SOURCE RECORDS:
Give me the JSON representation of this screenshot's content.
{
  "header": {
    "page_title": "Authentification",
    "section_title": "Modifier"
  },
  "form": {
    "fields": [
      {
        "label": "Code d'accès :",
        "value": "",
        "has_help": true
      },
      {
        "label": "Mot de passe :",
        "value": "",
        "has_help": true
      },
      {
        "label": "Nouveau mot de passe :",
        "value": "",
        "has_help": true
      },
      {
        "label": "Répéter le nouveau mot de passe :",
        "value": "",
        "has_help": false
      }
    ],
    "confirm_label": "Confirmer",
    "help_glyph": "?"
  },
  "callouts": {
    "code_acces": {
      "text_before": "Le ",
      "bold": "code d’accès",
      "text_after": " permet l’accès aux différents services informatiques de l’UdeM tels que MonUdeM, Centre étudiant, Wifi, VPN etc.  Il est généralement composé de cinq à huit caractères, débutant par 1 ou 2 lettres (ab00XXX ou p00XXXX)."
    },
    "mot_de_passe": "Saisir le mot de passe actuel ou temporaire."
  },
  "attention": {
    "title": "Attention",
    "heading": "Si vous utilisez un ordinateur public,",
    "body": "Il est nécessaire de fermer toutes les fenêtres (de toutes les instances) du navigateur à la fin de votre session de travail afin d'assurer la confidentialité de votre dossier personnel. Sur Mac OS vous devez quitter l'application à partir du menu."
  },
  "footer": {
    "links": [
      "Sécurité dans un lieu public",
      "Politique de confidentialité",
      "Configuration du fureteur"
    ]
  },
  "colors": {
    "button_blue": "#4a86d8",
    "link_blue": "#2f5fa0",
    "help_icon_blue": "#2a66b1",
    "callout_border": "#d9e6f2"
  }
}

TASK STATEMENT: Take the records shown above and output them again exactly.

RESPONSE TO THE TASK:
Give me the JSON representation of this screenshot's content.
{
  "header": {
    "page_title": "Authentification",
    "section_title": "Modifier"
  },
  "form": {
    "fields": [
      {
        "label": "Code d'accès :",
        "value": "",
        "has_help": true
      },
      {
        "label": "Mot de passe :",
        "value": "",
        "has_help": true
      },
      {
        "label": "Nouveau mot de passe :",
        "value": "",
        "has_help": true
      },
      {
        "label": "Répéter le nouveau mot de passe :",
        "value": "",
        "has_help": false
      }
    ],
    "confirm_label": "Confirmer",
    "help_glyph": "?"
  },
  "callouts": {
    "code_acces": {
      "text_before": "Le ",
      "bold": "code d’accès",
      "text_after": " permet l’accès aux différents services informatiques de l’UdeM tels que MonUdeM, Centre étudiant, Wifi, VPN etc.  Il est généralement composé de cinq à huit caractères, débutant par 1 ou 2 lettres (ab00XXX ou p00XXXX)."
    },
    "mot_de_passe": "Saisir le mot de passe actuel ou temporaire."
  },
  "attention": {
    "title": "Attention",
    "heading": "Si vous utilisez un ordinateur public,",
    "body": "Il est nécessaire de fermer toutes les fenêtres (de toutes les instances) du navigateur à la fin de votre session de travail afin d'assurer la confidentialité de votre dossier personnel. Sur Mac OS vous devez quitter l'application à partir du menu."
  },
  "footer": {
    "links": [
      "Sécurité dans un lieu public",
      "Politique de confidentialité",
      "Configuration du fureteur"
    ]
  },
  "colors": {
    "button_blue": "#4a86d8",
    "link_blue": "#2f5fa0",
    "help_icon_blue": "#2a66b1",
    "callout_border": "#d9e6f2"
  }
}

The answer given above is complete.